Wherever a line in the records contains the word "prompt", return that line.

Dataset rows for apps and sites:
○ ○ ○ ○

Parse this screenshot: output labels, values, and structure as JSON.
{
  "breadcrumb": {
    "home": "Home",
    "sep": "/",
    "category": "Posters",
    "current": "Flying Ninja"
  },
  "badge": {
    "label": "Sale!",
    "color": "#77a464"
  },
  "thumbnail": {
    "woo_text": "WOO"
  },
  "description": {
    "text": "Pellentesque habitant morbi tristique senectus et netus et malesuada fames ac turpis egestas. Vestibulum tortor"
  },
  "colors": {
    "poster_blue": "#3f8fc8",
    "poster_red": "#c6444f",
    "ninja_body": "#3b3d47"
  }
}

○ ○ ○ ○

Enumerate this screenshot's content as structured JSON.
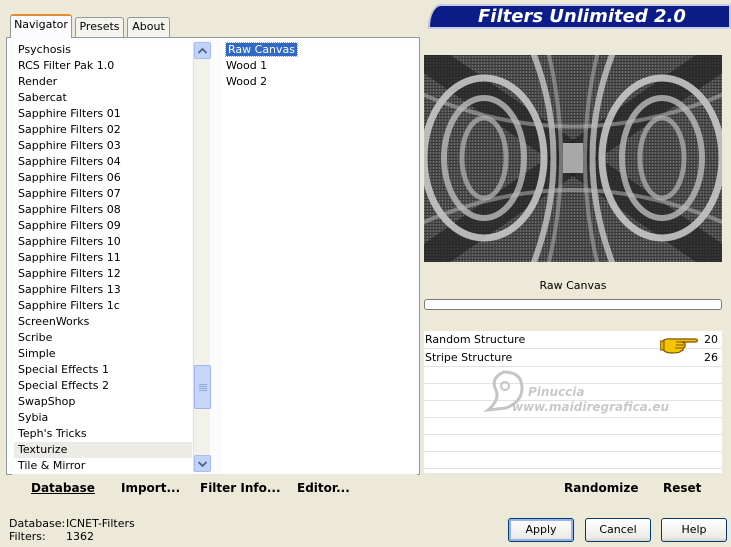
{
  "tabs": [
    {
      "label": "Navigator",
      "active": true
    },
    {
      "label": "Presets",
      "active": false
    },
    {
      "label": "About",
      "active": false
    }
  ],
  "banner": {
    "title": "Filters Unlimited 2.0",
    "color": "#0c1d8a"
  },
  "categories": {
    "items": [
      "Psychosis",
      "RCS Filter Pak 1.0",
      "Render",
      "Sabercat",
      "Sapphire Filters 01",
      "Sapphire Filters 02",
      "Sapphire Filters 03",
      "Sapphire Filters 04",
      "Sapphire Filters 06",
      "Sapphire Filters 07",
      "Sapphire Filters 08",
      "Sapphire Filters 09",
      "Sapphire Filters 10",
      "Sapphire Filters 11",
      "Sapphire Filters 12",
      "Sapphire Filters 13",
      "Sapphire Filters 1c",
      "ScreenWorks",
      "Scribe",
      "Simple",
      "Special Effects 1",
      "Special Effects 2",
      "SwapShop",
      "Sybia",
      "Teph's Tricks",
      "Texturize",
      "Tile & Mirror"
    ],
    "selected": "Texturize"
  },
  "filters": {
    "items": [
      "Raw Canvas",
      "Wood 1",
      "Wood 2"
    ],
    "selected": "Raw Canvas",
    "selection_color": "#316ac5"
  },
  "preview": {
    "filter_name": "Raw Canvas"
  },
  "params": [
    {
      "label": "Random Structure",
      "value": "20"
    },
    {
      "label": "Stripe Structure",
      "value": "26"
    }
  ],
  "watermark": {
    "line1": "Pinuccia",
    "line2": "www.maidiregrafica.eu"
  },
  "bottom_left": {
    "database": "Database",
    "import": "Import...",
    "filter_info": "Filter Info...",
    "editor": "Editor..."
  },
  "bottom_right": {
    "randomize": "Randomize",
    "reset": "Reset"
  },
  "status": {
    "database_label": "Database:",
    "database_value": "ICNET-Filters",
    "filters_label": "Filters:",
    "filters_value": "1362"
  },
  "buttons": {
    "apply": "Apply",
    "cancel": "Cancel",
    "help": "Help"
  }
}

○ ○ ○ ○

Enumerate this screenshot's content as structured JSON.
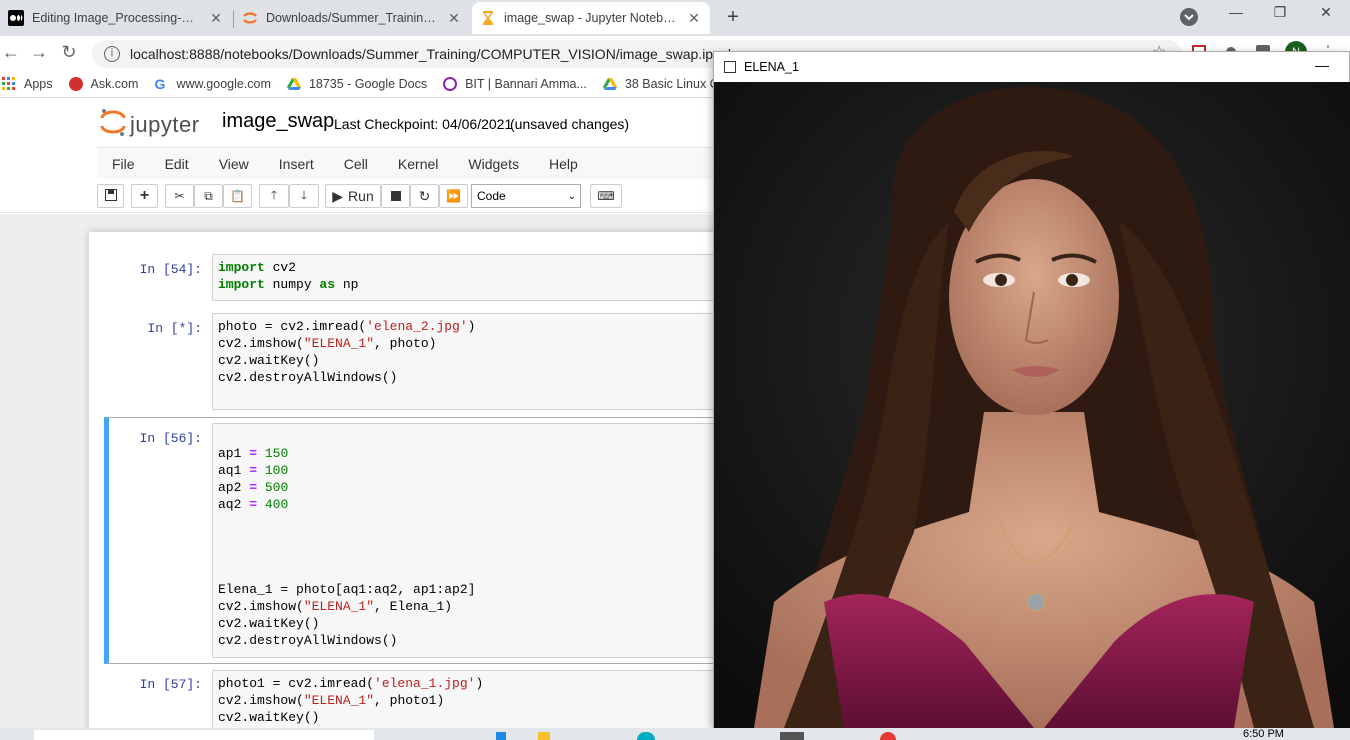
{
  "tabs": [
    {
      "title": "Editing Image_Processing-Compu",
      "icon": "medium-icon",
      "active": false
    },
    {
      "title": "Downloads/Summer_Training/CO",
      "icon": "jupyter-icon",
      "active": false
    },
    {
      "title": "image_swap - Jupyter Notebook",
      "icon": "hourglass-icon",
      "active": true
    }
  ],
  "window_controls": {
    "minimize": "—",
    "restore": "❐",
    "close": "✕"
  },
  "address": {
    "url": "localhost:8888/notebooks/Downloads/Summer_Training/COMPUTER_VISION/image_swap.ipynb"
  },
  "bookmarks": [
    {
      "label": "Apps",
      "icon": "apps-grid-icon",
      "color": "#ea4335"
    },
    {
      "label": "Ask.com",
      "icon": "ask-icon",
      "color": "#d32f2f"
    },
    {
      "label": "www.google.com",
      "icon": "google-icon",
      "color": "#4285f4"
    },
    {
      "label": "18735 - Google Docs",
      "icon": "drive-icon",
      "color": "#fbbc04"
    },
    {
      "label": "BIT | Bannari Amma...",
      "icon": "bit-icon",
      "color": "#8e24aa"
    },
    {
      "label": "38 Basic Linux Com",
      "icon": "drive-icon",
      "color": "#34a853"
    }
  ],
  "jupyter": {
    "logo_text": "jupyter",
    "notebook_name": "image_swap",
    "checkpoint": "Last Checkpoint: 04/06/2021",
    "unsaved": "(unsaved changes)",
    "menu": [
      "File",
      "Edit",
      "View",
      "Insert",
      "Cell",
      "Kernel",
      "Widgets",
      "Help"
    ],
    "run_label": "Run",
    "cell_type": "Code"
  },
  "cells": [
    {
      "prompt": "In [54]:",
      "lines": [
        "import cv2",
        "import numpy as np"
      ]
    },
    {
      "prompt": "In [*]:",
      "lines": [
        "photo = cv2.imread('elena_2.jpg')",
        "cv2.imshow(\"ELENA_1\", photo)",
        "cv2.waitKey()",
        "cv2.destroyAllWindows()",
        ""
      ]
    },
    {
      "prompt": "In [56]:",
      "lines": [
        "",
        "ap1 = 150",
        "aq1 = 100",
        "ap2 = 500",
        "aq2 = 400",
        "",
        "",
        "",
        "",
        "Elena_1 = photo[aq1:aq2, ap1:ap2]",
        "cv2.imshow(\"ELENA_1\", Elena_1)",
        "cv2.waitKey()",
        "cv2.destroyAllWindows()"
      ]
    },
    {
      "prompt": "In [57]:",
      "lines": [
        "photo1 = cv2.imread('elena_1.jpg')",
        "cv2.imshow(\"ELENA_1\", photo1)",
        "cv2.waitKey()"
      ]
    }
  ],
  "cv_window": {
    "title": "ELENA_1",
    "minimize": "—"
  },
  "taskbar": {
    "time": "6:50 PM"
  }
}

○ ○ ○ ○

**SOLUTION BELOW:**
      "prompt": "In [54]:",
      "prompt": "In [*]:",
      "prompt": "In [56]:",
      "prompt": "In [57]:",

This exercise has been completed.